** WORK TO BE COMPLETED **
Find every line below with the string "товаров" and pick it out.

Component data from apps and pages:
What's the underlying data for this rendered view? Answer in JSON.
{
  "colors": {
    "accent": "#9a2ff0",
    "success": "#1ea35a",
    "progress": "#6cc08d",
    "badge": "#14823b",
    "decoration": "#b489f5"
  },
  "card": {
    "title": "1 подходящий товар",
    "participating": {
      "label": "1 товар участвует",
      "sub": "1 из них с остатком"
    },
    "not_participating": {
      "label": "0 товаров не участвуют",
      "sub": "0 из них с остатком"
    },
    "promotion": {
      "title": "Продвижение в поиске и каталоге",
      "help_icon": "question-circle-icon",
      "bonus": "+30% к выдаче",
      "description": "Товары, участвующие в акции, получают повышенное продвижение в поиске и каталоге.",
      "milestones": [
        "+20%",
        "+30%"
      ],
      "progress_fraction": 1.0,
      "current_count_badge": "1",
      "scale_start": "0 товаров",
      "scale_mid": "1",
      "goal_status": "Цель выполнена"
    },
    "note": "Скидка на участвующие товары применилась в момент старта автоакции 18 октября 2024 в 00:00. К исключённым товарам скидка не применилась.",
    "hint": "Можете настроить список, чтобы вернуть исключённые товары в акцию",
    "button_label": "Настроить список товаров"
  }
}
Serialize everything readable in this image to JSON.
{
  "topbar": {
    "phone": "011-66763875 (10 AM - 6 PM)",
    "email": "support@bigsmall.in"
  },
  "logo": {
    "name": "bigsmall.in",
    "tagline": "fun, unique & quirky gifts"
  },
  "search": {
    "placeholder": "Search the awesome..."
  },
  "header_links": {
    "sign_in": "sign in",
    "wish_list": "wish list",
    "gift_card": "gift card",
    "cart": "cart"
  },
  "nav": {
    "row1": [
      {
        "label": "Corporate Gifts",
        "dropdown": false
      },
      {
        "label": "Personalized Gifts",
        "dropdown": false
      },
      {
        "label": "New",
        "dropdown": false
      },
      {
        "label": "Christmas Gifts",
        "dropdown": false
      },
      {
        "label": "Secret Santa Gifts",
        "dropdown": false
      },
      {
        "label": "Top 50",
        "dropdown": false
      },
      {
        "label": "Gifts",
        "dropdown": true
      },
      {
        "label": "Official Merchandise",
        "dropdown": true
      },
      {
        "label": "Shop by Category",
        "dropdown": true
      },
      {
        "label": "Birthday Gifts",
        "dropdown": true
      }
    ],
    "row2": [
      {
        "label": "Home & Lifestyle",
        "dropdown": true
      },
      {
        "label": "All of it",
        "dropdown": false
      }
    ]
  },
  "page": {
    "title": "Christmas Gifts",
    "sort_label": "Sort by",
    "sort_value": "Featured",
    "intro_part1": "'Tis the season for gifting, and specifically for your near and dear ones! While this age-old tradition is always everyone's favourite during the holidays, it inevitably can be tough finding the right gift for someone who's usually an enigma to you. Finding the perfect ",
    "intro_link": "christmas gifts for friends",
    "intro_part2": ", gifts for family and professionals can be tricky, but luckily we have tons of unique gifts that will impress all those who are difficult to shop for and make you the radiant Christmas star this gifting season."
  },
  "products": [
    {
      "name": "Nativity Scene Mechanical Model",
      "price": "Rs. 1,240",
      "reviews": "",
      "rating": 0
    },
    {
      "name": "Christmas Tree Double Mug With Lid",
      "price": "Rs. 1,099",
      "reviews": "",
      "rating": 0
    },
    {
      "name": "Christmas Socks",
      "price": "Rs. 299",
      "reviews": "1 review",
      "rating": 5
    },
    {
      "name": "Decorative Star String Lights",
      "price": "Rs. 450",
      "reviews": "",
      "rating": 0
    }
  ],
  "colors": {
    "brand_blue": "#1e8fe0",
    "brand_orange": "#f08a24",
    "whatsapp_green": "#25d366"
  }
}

** RESPONSE BELOW **
      "label": "0 товаров не участвуют",
      "scale_start": "0 товаров",
    "button_label": "Настроить список товаров"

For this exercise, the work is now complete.